Assuming you meet the minimum balance, former employees typically have the option to leave your money right where it is. Your money in that old 401(k) will continue to be invested with the company’s current firm. Thing is, if there’s a minimum balance that you haven’t met, the firm might automatically cash you out, “meaning you’ll get hit with a 10 percent penalty and a tax bill you weren’t expecting,” Weliver says.

Even if you meet the requirements, you might be able to do more with your money elsewhere. “There are significant advantages to doing a rollover, least of all that you won’t have money floating out there at various banks that you might forget about down the road.”


If you don’t already have one, start a file with all your 401(k) paperwork, including statements you get in the mail or information you received after leaving a company. Log on to each account and note the balance of each. Before moving forward, you need to reacquaint yourself with your current situation.

Now, before going any further, take a breath. Prepare to be frustrated. (A staff writer at MoneyUnder30.com recently went through this herself, and even she found the process of rolling over a 401(k) to be “exceptionally tedious.”)


At this point, you can go a few possible routes. First, you can roll your old 401(k) into a new 401(k) that you've opened with your current employer. Or, you can roll your old 401(k) into an IRA (Individual Retirement Arrangement). Technically, you could also cash out your 401(k) and walk away with the money, but it’s not usually advisable; you’ll have to pay taxes on the amount and you’ll get hit with an early-withdrawal penalty.

Setting up a new 401(k)? Your new provider can help you move money from an old account (or a few of them).


“This is the hardest part,” Weliver says. “Most people ignore their 401(k)s because it’s intimidating to choose where to put that money.”

He recommends big mutual fund companies, such as Fidelity, Charles Schwab, or Vanguard (but of course, these aren't your only options and may not be the best fit for you). “Vanguard is perennially popular,” he says. “They really set the stage for low-cost investing.” So-called robo-advisors, such as Betterment, are also great options for hands-off investors.


It might seem medieval, but here’s the thing: You need to pick up the phone and speak to a representative to complete a rollover. They can advise you on the process, and they’ll be happy to answer your questions. Inquire about a minimum balance, fees, or any other fine-print details of the account. “When you’re calling about transferring money to a particular company, the person you get on the phone is going to be your best friend,” Weliver says, “and you should take advantage of that fact.”

Here’s what will likely happen: Say you’re opening an IRA with Vanguard. The person you speak with at Vanguard will actually call the firm that holds your existing 401(k)—say that’s Fidelity. The Vanguard rep will conference in a Fidelity rep, and they’ll hammer out the details. “They take care of it all, while you’re on the line, in about 10 minutes,” Weliver says.

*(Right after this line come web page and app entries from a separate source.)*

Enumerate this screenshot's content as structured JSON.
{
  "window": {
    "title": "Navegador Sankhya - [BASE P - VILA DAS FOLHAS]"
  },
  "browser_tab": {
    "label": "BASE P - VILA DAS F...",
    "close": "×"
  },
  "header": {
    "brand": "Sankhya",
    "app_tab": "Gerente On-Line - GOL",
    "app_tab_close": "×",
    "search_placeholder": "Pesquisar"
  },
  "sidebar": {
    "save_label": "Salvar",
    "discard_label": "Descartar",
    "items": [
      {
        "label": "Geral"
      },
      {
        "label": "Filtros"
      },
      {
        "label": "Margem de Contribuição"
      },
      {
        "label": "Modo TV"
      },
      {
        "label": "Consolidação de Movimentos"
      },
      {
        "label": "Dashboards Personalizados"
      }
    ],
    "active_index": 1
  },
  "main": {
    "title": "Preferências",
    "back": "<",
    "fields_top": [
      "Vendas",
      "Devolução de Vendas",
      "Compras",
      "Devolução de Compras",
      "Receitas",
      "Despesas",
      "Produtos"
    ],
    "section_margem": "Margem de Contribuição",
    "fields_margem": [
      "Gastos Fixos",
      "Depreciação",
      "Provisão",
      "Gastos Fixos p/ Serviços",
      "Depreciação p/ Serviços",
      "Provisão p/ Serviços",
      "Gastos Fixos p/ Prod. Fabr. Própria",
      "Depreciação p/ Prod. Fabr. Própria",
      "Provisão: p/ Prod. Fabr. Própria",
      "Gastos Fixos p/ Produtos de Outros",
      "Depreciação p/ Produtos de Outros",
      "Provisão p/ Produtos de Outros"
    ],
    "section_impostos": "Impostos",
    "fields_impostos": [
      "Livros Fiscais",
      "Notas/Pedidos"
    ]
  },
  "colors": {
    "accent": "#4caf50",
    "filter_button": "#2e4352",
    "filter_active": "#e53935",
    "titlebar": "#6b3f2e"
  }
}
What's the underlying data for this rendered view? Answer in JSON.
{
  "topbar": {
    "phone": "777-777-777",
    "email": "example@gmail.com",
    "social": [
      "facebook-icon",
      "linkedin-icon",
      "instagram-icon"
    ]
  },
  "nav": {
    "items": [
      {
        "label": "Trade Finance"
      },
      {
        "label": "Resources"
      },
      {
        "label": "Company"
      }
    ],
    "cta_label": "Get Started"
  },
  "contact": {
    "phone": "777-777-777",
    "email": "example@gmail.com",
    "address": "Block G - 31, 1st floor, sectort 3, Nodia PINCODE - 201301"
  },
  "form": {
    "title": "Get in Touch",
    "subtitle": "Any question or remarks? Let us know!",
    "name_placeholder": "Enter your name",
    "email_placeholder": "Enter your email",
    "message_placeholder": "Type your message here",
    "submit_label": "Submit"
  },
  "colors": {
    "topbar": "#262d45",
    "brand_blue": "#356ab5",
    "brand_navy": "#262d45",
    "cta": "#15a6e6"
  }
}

In most cases, though, the company that held your 401(k) will mail you a live check that you’ll then forward on to the folks who will take care of your IRA. Don’t worry; they’ll walk you through all the details.


How’s this: According to Weliver and the folks at Money Under 30, your 401(k) can make you a millionaire. Time to get those finances in order, stat.